* What you are asked to do *
Reproduce the records below in full and exactly, without their images.

Records for the exercise below:

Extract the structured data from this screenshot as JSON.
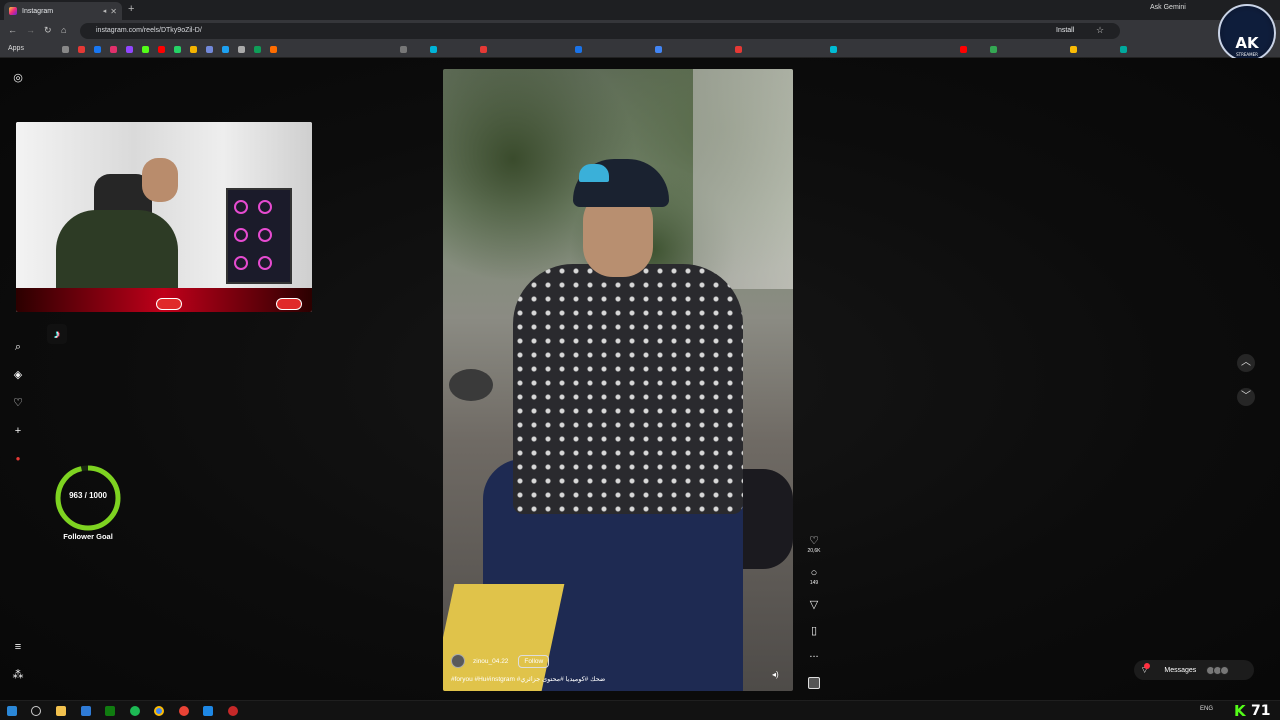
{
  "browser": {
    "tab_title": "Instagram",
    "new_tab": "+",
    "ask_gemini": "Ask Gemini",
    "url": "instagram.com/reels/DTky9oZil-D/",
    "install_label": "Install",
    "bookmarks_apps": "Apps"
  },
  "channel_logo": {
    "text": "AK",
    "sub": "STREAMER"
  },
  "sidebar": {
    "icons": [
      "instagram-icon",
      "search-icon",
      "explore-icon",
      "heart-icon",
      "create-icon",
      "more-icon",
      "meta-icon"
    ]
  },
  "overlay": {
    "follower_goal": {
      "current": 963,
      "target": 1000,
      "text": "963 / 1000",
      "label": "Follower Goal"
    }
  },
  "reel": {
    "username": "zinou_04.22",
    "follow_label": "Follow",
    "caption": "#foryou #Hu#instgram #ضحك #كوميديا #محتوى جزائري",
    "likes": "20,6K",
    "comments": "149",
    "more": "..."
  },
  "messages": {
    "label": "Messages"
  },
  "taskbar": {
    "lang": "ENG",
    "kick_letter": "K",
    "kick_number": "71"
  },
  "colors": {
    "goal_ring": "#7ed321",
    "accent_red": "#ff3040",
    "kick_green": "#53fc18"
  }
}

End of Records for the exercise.

* Answer to this problem *
Extract the structured data from this screenshot as JSON.
{
  "browser": {
    "tab_title": "Instagram",
    "new_tab": "+",
    "ask_gemini": "Ask Gemini",
    "url": "instagram.com/reels/DTky9oZil-D/",
    "install_label": "Install",
    "bookmarks_apps": "Apps"
  },
  "channel_logo": {
    "text": "AK",
    "sub": "STREAMER"
  },
  "sidebar": {
    "icons": [
      "instagram-icon",
      "search-icon",
      "explore-icon",
      "heart-icon",
      "create-icon",
      "more-icon",
      "meta-icon"
    ]
  },
  "overlay": {
    "follower_goal": {
      "current": 963,
      "target": 1000,
      "text": "963 / 1000",
      "label": "Follower Goal"
    }
  },
  "reel": {
    "username": "zinou_04.22",
    "follow_label": "Follow",
    "caption": "#foryou #Hu#instgram #ضحك #كوميديا #محتوى جزائري",
    "likes": "20,6K",
    "comments": "149",
    "more": "..."
  },
  "messages": {
    "label": "Messages"
  },
  "taskbar": {
    "lang": "ENG",
    "kick_letter": "K",
    "kick_number": "71"
  },
  "colors": {
    "goal_ring": "#7ed321",
    "accent_red": "#ff3040",
    "kick_green": "#53fc18"
  }
}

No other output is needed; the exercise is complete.